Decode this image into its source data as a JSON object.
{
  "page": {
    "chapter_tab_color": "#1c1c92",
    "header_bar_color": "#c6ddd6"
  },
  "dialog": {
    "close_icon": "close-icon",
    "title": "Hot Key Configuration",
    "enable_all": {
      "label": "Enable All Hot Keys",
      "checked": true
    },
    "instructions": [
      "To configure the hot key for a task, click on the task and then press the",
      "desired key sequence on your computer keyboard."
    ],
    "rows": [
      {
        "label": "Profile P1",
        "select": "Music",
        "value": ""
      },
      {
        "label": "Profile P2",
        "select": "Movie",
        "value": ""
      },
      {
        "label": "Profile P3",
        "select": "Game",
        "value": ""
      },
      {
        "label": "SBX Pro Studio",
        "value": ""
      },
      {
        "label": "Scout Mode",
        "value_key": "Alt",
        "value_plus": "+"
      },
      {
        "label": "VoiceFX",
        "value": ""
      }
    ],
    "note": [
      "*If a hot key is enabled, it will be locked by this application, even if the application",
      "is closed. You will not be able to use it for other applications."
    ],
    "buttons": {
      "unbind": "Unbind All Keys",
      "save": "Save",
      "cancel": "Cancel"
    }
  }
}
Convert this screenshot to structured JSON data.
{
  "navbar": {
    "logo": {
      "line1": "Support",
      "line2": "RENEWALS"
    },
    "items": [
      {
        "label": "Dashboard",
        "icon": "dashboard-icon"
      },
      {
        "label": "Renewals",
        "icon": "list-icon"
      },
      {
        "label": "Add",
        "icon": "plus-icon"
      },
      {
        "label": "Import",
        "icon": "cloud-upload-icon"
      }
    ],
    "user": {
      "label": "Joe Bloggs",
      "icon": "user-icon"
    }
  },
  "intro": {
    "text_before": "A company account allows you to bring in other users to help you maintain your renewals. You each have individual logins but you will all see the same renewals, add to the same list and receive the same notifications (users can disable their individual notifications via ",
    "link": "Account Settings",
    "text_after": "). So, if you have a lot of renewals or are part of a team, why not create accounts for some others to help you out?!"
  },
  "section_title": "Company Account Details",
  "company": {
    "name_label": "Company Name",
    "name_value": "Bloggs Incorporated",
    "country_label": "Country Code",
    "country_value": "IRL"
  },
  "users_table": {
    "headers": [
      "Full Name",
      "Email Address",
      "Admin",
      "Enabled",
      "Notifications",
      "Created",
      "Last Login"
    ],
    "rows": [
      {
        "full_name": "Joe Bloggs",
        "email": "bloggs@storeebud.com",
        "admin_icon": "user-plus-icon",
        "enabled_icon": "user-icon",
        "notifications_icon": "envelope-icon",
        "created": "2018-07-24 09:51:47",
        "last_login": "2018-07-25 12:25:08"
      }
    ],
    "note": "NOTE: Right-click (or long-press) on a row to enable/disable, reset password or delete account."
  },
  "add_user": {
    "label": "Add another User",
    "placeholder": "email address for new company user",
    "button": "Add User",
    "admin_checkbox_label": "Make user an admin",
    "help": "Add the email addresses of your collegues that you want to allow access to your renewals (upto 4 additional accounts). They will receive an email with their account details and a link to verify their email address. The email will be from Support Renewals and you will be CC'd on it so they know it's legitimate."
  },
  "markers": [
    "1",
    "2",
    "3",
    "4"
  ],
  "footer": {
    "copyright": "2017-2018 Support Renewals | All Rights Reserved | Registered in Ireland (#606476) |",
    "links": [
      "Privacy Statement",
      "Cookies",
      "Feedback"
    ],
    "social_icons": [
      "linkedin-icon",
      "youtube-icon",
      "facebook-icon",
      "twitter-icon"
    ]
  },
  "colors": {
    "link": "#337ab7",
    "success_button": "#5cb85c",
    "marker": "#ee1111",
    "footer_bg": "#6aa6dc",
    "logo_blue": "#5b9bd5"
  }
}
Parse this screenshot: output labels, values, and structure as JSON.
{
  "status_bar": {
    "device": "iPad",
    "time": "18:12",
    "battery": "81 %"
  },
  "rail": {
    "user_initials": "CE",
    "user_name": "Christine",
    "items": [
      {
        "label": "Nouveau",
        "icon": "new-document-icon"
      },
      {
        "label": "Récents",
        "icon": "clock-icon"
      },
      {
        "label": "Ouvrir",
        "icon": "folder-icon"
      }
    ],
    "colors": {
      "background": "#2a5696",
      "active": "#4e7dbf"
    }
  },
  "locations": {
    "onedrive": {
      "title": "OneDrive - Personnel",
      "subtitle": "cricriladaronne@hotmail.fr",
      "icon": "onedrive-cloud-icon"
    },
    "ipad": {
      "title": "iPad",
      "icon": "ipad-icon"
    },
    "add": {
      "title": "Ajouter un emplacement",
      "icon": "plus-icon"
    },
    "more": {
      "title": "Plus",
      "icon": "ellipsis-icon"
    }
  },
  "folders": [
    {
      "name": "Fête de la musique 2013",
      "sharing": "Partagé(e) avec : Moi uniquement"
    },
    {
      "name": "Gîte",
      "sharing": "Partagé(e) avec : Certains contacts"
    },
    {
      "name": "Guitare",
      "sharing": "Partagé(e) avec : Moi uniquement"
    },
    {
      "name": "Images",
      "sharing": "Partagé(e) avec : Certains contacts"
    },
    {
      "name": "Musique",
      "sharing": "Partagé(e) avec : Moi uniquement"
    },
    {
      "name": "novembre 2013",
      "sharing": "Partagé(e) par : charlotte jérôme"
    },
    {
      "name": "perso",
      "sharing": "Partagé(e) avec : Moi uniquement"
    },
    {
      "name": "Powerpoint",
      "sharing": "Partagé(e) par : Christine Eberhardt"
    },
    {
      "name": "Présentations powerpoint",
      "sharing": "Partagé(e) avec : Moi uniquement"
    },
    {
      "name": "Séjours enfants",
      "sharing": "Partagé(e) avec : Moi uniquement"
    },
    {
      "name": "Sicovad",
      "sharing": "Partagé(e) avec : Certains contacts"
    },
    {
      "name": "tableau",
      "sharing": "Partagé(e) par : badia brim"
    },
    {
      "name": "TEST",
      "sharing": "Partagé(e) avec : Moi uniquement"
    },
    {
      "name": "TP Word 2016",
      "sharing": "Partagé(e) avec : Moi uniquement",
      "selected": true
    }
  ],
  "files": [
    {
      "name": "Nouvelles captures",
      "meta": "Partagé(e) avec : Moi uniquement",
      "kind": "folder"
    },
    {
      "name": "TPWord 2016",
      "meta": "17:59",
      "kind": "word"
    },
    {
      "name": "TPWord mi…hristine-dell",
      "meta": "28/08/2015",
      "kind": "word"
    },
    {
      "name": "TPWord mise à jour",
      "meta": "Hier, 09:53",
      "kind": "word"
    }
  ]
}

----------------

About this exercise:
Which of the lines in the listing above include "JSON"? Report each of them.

Output for this exercise:
Decode this image into its source data as a JSON object.
Convert this screenshot to structured JSON data.
Parse this screenshot: output labels, values, and structure as JSON.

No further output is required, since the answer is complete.